* [Exercise description] Could you return all of the listing below exactly, please?

* [Supplied records]
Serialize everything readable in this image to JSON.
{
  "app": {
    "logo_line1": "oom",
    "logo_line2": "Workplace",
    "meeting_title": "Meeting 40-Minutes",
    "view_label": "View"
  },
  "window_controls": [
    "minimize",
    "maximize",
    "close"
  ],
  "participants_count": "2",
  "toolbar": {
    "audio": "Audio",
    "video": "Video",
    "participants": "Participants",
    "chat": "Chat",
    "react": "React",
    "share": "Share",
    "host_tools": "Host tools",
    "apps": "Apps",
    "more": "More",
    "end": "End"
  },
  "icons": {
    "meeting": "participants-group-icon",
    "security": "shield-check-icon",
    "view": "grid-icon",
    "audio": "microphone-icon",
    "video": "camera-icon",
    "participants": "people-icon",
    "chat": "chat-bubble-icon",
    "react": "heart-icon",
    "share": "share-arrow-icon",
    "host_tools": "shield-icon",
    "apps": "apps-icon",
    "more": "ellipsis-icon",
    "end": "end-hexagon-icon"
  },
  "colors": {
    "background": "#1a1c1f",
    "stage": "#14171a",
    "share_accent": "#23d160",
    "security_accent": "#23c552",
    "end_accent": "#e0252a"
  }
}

* [Answer box]
Serialize everything readable in this image to JSON.
{
  "app": {
    "logo_line1": "oom",
    "logo_line2": "Workplace",
    "meeting_title": "Meeting 40-Minutes",
    "view_label": "View"
  },
  "window_controls": [
    "minimize",
    "maximize",
    "close"
  ],
  "participants_count": "2",
  "toolbar": {
    "audio": "Audio",
    "video": "Video",
    "participants": "Participants",
    "chat": "Chat",
    "react": "React",
    "share": "Share",
    "host_tools": "Host tools",
    "apps": "Apps",
    "more": "More",
    "end": "End"
  },
  "icons": {
    "meeting": "participants-group-icon",
    "security": "shield-check-icon",
    "view": "grid-icon",
    "audio": "microphone-icon",
    "video": "camera-icon",
    "participants": "people-icon",
    "chat": "chat-bubble-icon",
    "react": "heart-icon",
    "share": "share-arrow-icon",
    "host_tools": "shield-icon",
    "apps": "apps-icon",
    "more": "ellipsis-icon",
    "end": "end-hexagon-icon"
  },
  "colors": {
    "background": "#1a1c1f",
    "stage": "#14171a",
    "share_accent": "#23d160",
    "security_accent": "#23c552",
    "end_accent": "#e0252a"
  }
}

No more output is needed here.